[Exercise objective]
The expected answer is a single number, namely how many lines in the data below hold the word "STUDENTS".

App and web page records
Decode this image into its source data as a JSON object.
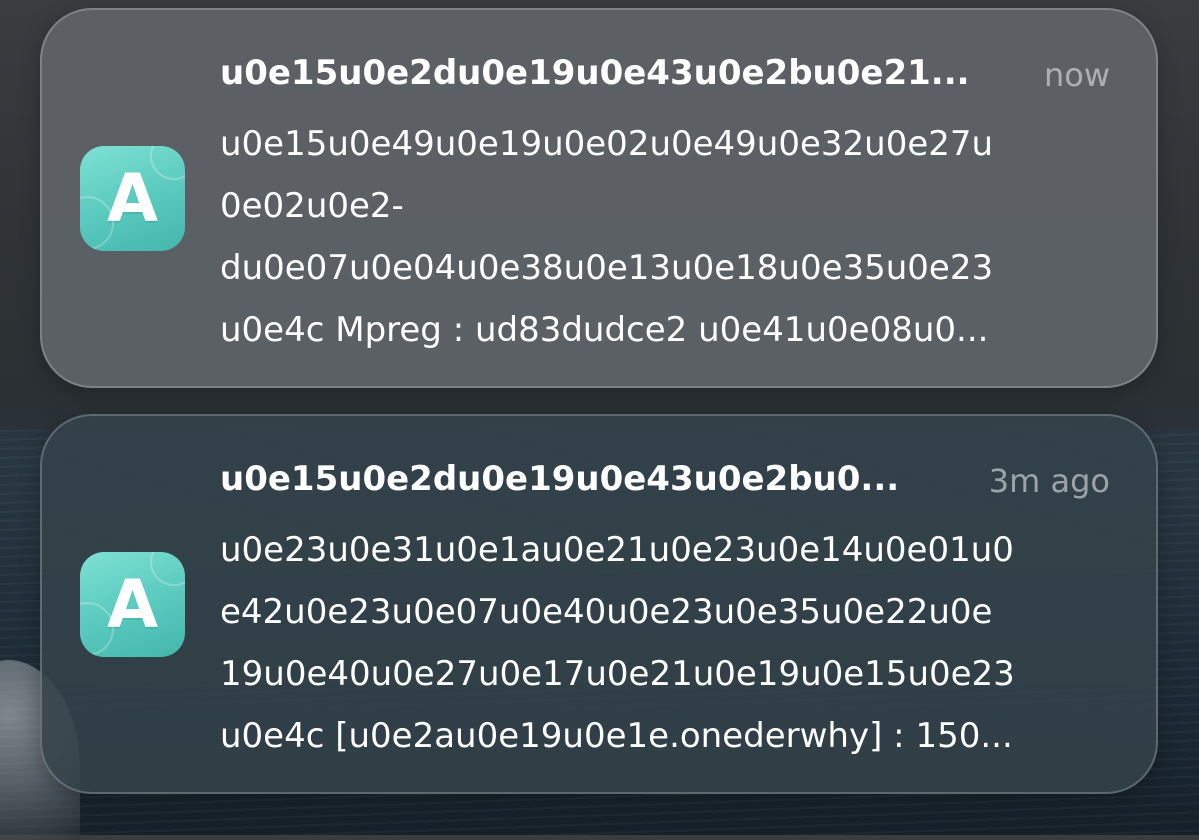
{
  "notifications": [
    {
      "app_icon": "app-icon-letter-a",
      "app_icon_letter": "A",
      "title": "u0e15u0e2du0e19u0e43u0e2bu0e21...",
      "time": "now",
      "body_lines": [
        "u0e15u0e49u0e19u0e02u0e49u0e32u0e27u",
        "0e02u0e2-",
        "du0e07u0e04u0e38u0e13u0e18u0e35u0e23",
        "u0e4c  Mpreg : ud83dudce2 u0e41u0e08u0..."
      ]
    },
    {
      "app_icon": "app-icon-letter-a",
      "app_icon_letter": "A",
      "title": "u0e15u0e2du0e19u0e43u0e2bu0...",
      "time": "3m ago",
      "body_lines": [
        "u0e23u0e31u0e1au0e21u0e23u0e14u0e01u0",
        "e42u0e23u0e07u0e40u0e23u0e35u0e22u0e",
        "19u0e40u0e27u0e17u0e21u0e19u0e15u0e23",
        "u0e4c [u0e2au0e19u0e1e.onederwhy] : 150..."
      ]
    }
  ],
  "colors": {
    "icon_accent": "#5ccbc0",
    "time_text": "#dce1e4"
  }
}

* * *

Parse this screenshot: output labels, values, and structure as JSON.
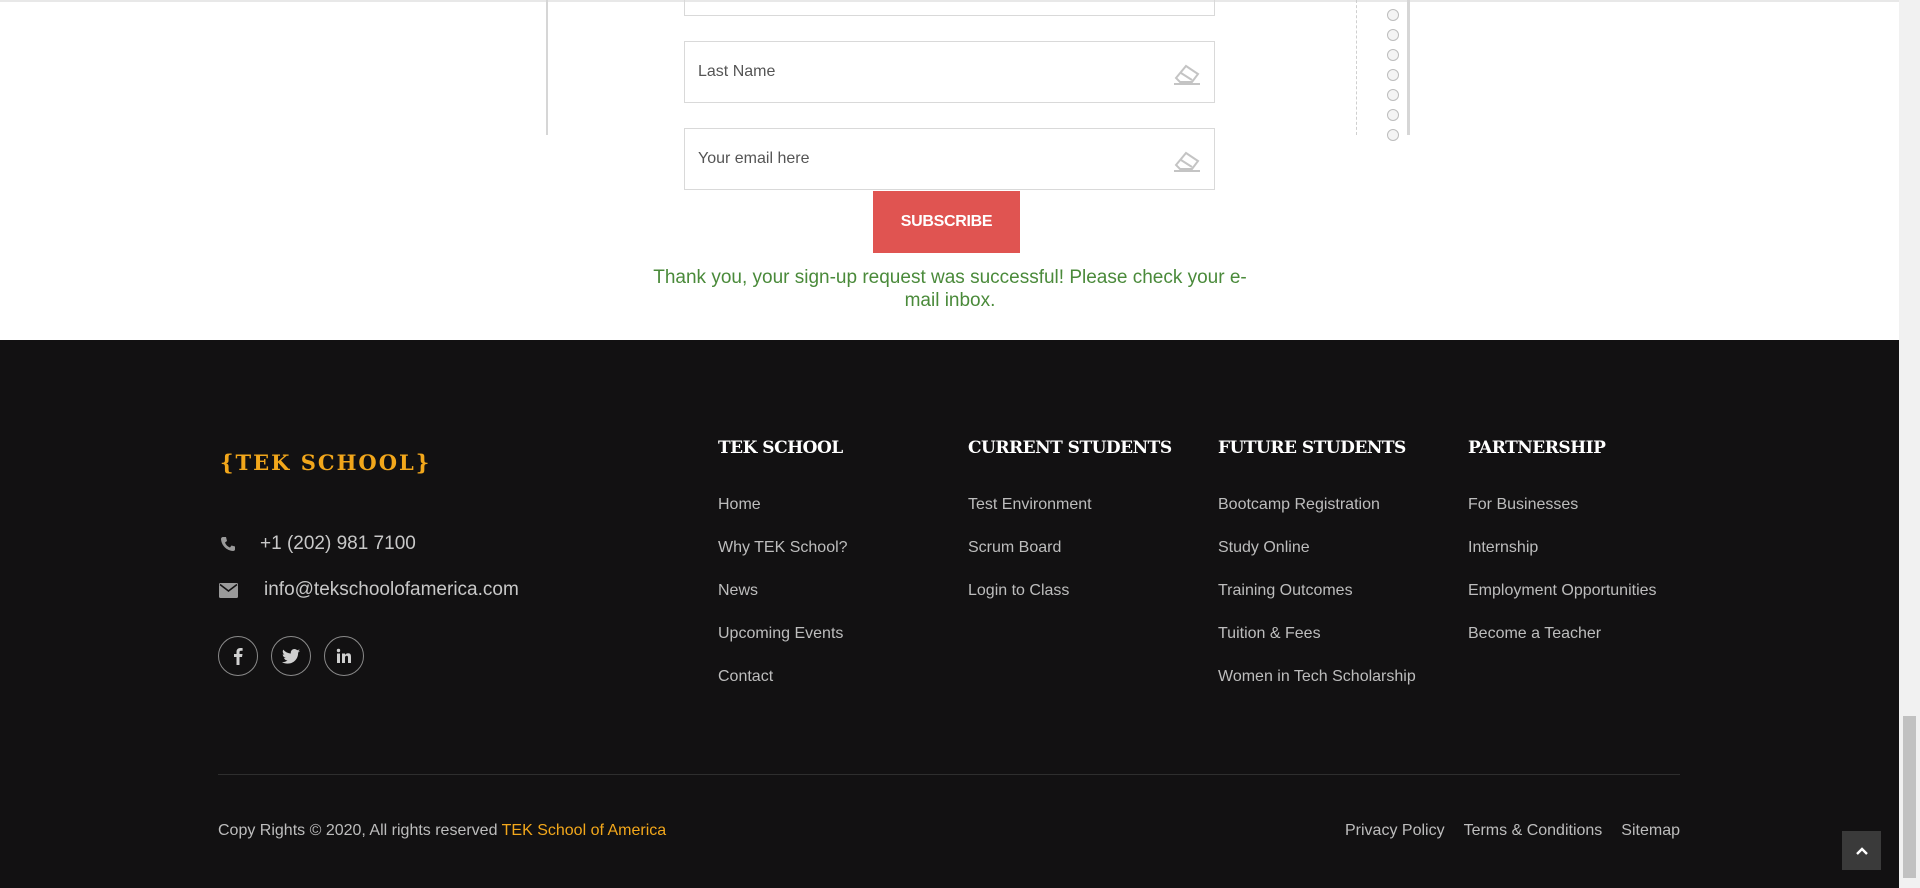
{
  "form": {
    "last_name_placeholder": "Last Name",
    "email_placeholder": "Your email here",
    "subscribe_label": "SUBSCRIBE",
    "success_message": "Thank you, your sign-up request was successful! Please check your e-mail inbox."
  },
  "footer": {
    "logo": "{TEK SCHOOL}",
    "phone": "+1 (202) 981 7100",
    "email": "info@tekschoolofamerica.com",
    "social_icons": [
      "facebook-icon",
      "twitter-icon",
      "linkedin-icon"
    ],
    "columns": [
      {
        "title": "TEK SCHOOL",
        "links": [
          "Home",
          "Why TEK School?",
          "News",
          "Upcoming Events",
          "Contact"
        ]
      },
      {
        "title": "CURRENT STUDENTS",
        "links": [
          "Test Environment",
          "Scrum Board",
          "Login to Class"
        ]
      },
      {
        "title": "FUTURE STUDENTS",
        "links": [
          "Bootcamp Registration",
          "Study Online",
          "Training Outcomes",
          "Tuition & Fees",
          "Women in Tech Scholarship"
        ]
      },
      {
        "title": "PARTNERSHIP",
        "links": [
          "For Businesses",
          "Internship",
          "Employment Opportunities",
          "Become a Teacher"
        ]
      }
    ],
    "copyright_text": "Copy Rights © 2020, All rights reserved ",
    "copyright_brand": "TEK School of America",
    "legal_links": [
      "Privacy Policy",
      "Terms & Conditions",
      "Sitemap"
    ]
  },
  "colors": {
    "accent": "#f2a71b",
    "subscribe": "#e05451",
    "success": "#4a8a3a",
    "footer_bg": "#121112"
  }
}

[Exercise answer]
2